- _Entries provided_:
+ + + +

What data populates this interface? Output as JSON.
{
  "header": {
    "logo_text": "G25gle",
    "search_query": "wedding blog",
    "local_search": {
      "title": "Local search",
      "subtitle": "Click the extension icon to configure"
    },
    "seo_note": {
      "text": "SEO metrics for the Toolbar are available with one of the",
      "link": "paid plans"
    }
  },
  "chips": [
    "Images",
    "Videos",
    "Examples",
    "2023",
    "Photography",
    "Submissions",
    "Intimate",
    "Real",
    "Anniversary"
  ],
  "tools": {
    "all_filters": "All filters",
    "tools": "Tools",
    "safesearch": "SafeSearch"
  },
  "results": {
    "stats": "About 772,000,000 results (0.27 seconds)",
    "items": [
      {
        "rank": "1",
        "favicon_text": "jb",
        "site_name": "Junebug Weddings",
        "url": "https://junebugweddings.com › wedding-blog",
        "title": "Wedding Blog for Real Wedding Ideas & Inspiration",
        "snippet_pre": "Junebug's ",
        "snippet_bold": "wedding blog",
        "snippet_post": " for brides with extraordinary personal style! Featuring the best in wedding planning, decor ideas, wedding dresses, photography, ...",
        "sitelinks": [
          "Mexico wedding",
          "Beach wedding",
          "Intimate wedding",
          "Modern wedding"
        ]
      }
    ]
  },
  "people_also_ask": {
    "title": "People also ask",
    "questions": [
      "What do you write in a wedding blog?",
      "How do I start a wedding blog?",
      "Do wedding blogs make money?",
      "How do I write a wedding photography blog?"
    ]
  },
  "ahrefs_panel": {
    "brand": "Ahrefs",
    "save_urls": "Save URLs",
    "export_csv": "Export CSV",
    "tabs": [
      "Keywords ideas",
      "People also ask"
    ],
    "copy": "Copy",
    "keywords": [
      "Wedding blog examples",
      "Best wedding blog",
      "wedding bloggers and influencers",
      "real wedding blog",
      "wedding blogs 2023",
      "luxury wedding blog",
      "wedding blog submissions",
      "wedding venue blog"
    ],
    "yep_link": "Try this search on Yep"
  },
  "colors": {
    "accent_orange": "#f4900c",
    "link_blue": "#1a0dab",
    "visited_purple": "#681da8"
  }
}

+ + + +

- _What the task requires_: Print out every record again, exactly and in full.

- _Solution for this exercise_:
What data populates this interface? Output as JSON.
{
  "header": {
    "logo_text": "G25gle",
    "search_query": "wedding blog",
    "local_search": {
      "title": "Local search",
      "subtitle": "Click the extension icon to configure"
    },
    "seo_note": {
      "text": "SEO metrics for the Toolbar are available with one of the",
      "link": "paid plans"
    }
  },
  "chips": [
    "Images",
    "Videos",
    "Examples",
    "2023",
    "Photography",
    "Submissions",
    "Intimate",
    "Real",
    "Anniversary"
  ],
  "tools": {
    "all_filters": "All filters",
    "tools": "Tools",
    "safesearch": "SafeSearch"
  },
  "results": {
    "stats": "About 772,000,000 results (0.27 seconds)",
    "items": [
      {
        "rank": "1",
        "favicon_text": "jb",
        "site_name": "Junebug Weddings",
        "url": "https://junebugweddings.com › wedding-blog",
        "title": "Wedding Blog for Real Wedding Ideas & Inspiration",
        "snippet_pre": "Junebug's ",
        "snippet_bold": "wedding blog",
        "snippet_post": " for brides with extraordinary personal style! Featuring the best in wedding planning, decor ideas, wedding dresses, photography, ...",
        "sitelinks": [
          "Mexico wedding",
          "Beach wedding",
          "Intimate wedding",
          "Modern wedding"
        ]
      }
    ]
  },
  "people_also_ask": {
    "title": "People also ask",
    "questions": [
      "What do you write in a wedding blog?",
      "How do I start a wedding blog?",
      "Do wedding blogs make money?",
      "How do I write a wedding photography blog?"
    ]
  },
  "ahrefs_panel": {
    "brand": "Ahrefs",
    "save_urls": "Save URLs",
    "export_csv": "Export CSV",
    "tabs": [
      "Keywords ideas",
      "People also ask"
    ],
    "copy": "Copy",
    "keywords": [
      "Wedding blog examples",
      "Best wedding blog",
      "wedding bloggers and influencers",
      "real wedding blog",
      "wedding blogs 2023",
      "luxury wedding blog",
      "wedding blog submissions",
      "wedding venue blog"
    ],
    "yep_link": "Try this search on Yep"
  },
  "colors": {
    "accent_orange": "#f4900c",
    "link_blue": "#1a0dab",
    "visited_purple": "#681da8"
  }
}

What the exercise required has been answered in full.